Community Health Workers
Georgia Community Health Worker Initiative (CHWI)
What is a Community Health Worker?
A Community Health Worker (CHW) is a frontline health worker who is a trusted member of and/or has a demonstrated working knowledge of the community and individuals served. They are also known as Navigators, Promotores, Outreach Workers, Community Health Aids, Health Promoters, and many other names, function in a variety of roles, and are typically from the community they serve. CHWs have an essential role on the health care team given their unique position to help address high priority public health issues and health care needs of the community.
The role of a CHW is unique because of their ability to develop trusting relationships with populations that have greater needs and face greater barriers to entry into the healthcare system, and because they serve as an essential liaison between the community and the medical and public health systems. CHWs function as professional members of the health care team and assume the range of roles and duties of which they are capable of undertaking. In many states and under federal healthcare policy, CHWs are recognized as “primary care professionals.”
How We Got Started
In 2016, the Georgia Department of Public Health along with Kaiser Permanente, United Way of Atlanta, Grady Health System, Morehouse School of Medicine, Atlanta Regional Coalition (ARC), and Atlanta Regional Collaborative for Health Improvement (ARCHI) co-sponsored a CHW forum that was attended by approximately 130 stakeholders. The Forum included presentations on CHW models used in other states, a discussion of proposed definitions for the term CHW in Georgia, information about the existing wide range of CHW programs, approaches, and policies in Georgia, and baseline training needs for CHWs.
Per the recommendation and support of the Forum attendees to continue the conversation, the Steering Committee, which consists of the of the organizations mentioned in the previous paragraph, committed to facilitate a coordinated effort to develop a model that would promote and sustain the integration of CHWs into health and human service organizations.
To date, there have been three (3) Community Health Worker Stakeholder Forums (2016, 2017, 2019), each with a focus of enhancing and supporting the CHW workforce in the state. For more information about each forum, please refer to the Resources Section at the end of this page.
CHW Advisory Board
In May 2017, individuals were selected from across the state to serve on the Georgia Community Health Worker Advisory Board.

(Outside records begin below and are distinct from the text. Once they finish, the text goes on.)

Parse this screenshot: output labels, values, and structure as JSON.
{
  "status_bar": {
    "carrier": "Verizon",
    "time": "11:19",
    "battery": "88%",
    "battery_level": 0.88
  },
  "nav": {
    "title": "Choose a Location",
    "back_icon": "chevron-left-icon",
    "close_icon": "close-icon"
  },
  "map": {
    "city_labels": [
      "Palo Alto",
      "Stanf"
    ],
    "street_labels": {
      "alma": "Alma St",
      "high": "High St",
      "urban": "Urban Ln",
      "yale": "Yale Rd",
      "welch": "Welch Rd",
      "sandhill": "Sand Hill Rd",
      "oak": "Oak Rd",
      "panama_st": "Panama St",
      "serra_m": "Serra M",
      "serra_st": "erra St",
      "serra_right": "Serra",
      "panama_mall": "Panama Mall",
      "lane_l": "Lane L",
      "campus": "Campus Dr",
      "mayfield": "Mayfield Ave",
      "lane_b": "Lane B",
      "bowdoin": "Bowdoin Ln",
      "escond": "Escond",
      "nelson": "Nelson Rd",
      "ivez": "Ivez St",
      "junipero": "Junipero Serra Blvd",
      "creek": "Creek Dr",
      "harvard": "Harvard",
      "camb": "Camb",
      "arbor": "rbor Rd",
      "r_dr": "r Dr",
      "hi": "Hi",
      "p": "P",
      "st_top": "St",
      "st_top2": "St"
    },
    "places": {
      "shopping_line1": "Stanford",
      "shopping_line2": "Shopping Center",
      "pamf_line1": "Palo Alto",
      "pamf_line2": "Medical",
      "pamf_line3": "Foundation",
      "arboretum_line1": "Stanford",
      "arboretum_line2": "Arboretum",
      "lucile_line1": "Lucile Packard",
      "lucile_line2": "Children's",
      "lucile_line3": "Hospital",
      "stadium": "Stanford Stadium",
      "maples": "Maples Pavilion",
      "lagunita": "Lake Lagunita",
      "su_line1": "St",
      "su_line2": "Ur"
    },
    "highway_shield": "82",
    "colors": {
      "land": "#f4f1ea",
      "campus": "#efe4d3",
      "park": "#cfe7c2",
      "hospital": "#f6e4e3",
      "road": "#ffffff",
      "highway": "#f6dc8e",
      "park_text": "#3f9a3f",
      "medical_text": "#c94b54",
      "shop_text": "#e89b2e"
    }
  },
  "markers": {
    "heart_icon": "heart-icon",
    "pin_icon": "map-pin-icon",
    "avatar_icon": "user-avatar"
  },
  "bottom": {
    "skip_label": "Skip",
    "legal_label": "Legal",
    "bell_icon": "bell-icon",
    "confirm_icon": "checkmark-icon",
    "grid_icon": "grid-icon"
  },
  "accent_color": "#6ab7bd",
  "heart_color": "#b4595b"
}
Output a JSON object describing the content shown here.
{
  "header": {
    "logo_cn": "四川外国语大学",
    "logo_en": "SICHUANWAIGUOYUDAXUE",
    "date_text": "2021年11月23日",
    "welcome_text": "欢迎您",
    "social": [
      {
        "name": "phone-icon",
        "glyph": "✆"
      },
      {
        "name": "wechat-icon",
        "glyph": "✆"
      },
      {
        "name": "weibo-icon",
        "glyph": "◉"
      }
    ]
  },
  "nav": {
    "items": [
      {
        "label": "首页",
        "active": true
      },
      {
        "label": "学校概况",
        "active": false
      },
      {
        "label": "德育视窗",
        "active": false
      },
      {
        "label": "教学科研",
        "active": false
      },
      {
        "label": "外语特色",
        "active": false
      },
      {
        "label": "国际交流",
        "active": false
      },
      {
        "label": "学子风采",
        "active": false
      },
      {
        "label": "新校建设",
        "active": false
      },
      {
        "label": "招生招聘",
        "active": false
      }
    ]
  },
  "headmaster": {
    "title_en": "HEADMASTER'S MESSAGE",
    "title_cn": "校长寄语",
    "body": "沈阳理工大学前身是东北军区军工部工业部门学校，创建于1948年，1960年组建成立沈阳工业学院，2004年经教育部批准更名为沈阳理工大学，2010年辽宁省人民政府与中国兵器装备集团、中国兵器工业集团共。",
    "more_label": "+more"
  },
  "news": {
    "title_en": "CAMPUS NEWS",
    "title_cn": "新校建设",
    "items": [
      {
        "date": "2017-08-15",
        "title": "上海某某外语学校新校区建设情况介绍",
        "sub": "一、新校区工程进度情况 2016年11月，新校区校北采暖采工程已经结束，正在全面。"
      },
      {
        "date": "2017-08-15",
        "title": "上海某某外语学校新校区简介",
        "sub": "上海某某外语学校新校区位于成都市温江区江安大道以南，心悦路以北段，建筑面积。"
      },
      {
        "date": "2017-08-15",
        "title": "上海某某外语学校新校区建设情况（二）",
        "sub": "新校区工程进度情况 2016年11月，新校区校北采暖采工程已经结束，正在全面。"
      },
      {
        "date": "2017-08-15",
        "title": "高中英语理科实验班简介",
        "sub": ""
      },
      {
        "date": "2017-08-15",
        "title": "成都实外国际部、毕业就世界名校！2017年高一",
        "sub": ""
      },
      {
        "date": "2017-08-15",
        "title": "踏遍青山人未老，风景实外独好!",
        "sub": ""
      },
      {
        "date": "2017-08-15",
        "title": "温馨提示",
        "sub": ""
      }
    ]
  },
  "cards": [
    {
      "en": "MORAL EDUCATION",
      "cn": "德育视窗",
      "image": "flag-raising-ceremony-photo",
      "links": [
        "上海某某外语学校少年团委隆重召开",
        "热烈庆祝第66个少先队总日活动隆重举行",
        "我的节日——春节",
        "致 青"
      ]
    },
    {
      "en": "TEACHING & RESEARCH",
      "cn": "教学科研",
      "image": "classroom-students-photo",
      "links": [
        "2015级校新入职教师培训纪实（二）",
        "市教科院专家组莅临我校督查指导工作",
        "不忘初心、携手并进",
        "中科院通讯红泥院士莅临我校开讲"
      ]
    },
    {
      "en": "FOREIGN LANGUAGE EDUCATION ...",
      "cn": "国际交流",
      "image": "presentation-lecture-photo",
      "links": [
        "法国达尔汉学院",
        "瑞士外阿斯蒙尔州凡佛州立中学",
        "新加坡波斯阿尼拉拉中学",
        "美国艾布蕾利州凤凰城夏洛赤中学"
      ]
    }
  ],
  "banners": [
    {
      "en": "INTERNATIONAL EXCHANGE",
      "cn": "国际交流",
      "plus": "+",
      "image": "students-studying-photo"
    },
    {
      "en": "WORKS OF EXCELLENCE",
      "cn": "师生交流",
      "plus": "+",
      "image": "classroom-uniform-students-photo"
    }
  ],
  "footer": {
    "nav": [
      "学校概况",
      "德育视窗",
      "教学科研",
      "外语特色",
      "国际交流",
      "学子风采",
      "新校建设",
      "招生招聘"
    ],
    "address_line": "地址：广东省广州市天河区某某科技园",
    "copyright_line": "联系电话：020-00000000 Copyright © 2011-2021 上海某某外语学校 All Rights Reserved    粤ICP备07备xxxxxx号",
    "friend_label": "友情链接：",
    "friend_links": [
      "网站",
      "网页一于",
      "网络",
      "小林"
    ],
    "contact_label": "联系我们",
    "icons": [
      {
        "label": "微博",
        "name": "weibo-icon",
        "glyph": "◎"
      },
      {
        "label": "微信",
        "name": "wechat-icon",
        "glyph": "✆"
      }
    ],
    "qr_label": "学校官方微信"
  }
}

The purpose of the Advisory Board is to help align our efforts statewide to define, train, and certify CHWs, and to provide recognition to this growing group of professionals.
Individuals were selected based on nominations received by the Community Health Worker Steering Team and their experience or interest working with CHWs. The board members represent the following areas: health systems, health plans, academia, community-based organizations, advocacy groups, rural health, government, physicians, nursing, public health, social work, legal, and most importantly, community health workers.
The Advisory Board was responsible for finalizing the state definition for CHWs as well as developing a draft of what is known as the Georgia Community Health Worker Consensus Report (2017).
Georgia CHW Advocacy Coalition
The GA CHW Advocacy Coalition was established in April 2018, with the purpose of supporting the work of the Advisory Board. This is done by informing and promoting the role of the CHW in the community (visibility), in addition to advocating for CHWs to be recognized as certified health professionals in the state. The Coalition is currently made up of approximately 70 members and is led by Georgia Watch. For more information about the work of the Coalition or if you are interested in joining the effort, please visit: https://georgiawatch.org/community-health-workers-and-access-to-care/.
Upcoming CHW Training Program Pilot
In the Spring of 2020, DPH will pilot a CHW training program. The training will include core CHW competencies and community-based practice that meets the standards of the C3 Project https://www.c3project.org. The course will offer a combination of classroom, online and community settings. DPH will be soliciting applications for this training and will post additional updates as they become available.
For more information about the Community Health Worker Initiative, please contact 404-463-5107
National Association of Community Health Workers: https://nachw.org/
Page last updated 11/26/2019